Records excerpted from a collection

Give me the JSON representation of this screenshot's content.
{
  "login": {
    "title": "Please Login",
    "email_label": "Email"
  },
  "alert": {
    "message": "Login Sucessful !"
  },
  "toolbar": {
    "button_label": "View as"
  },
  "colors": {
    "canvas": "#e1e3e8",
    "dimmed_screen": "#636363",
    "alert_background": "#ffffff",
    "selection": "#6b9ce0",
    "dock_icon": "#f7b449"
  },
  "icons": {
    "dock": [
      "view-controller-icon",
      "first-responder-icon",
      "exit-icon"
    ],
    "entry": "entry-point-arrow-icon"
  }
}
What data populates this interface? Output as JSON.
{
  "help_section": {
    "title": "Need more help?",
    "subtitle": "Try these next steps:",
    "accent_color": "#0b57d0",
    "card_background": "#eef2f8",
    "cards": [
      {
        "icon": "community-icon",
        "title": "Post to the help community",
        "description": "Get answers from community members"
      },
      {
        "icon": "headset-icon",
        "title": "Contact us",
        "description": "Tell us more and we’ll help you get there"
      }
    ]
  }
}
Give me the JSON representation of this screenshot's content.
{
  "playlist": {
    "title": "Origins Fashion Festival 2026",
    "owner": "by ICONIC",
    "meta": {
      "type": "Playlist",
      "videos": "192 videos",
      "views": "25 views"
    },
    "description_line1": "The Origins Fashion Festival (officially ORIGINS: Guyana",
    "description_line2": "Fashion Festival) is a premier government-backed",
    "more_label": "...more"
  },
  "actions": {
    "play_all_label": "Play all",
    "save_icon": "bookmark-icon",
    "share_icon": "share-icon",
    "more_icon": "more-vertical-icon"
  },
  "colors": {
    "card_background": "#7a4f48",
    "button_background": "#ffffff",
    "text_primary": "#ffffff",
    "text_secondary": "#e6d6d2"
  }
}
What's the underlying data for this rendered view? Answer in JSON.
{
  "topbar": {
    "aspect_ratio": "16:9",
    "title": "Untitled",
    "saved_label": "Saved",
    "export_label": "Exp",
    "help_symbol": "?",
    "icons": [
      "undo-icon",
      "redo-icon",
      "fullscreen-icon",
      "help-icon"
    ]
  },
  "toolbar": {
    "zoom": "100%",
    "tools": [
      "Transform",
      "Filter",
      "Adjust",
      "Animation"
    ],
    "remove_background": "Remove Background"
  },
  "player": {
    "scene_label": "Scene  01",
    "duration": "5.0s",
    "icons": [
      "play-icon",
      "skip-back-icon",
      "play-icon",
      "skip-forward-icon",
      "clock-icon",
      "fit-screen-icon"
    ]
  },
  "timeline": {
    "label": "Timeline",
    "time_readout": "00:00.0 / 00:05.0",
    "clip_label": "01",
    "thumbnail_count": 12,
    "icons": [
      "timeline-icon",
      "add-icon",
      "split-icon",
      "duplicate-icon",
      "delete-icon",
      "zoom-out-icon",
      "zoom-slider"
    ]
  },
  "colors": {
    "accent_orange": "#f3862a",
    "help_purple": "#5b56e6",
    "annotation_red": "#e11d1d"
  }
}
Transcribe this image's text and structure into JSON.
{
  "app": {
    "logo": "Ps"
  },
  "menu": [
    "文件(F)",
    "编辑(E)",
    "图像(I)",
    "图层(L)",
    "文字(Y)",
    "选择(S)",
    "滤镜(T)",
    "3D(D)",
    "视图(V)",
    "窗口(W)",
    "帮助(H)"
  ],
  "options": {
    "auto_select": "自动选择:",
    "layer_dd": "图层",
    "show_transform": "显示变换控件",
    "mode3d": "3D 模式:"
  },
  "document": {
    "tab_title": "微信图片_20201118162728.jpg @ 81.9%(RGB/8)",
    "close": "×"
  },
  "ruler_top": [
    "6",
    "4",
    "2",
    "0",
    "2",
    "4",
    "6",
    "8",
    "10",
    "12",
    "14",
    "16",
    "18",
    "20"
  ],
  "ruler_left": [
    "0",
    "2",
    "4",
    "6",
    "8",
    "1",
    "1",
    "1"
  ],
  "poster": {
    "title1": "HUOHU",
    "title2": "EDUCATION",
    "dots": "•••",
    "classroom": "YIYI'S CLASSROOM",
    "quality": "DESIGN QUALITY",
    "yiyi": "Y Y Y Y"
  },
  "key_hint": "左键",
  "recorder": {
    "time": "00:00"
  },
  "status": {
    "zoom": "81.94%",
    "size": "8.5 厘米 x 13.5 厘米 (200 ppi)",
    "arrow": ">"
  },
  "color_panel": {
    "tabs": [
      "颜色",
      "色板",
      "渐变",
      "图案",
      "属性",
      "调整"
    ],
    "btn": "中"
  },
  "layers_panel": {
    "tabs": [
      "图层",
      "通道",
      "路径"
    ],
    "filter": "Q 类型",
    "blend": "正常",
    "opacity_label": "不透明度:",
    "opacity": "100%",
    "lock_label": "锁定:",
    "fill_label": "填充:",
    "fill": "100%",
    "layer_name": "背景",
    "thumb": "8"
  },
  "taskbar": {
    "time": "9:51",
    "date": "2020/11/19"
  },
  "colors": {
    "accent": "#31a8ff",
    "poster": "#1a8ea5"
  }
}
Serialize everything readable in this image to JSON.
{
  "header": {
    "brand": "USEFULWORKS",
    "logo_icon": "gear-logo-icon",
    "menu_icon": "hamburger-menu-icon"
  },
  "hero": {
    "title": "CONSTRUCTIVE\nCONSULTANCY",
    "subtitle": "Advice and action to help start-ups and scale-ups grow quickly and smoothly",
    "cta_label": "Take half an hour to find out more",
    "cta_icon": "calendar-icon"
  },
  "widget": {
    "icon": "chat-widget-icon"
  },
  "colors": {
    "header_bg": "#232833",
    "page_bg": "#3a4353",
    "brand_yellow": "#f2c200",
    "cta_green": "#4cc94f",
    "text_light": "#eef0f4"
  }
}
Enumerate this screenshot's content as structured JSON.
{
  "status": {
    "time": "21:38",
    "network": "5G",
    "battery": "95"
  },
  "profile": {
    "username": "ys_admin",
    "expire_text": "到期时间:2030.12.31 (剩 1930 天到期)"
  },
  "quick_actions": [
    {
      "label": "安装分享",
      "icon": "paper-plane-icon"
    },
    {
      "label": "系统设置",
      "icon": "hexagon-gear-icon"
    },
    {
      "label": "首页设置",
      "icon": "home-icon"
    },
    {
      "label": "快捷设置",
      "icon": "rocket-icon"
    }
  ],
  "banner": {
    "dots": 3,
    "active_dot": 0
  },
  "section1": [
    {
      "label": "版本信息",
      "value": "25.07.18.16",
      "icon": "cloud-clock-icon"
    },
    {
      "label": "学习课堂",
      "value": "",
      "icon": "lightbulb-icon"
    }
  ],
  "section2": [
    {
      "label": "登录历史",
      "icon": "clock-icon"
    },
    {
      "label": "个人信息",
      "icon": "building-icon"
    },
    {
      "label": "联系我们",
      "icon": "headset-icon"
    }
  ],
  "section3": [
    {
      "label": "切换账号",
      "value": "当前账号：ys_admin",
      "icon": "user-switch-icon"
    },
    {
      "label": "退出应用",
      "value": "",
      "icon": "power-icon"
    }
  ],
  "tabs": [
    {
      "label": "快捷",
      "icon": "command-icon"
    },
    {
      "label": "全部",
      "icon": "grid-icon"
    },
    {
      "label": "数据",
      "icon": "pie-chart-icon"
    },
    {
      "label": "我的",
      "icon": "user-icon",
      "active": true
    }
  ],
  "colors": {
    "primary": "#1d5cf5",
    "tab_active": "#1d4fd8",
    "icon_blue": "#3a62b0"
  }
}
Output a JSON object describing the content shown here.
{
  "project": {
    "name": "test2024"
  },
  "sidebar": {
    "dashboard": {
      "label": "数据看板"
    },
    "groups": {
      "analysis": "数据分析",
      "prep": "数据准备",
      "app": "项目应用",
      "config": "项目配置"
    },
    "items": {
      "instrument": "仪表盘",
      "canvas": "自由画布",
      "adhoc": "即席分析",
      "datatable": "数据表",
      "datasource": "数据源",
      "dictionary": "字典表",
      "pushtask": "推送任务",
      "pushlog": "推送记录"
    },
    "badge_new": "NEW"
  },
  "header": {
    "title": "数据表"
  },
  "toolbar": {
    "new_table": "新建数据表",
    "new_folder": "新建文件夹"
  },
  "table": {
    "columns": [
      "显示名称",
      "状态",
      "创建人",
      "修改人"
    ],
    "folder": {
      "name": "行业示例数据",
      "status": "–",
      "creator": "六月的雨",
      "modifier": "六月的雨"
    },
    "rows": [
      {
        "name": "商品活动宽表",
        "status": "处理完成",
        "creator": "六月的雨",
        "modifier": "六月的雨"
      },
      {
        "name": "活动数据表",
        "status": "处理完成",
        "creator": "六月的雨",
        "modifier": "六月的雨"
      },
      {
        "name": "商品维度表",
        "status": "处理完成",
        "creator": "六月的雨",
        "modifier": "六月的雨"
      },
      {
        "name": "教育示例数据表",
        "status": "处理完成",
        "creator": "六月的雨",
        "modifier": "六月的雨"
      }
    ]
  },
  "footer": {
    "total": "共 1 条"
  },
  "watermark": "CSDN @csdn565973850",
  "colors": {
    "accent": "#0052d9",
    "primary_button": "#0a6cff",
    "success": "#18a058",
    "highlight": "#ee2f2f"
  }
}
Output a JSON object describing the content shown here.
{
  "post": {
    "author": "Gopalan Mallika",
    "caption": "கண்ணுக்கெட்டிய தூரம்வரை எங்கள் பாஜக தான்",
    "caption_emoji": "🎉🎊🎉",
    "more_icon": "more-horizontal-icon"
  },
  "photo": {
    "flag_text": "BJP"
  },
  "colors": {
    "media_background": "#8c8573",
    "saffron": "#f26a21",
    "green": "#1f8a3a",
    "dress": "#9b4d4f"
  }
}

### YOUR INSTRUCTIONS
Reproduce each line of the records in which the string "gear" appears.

### SOLUTION TO THE PROBLEM
    "logo_icon": "gear-logo-icon",
      "icon": "hexagon-gear-icon"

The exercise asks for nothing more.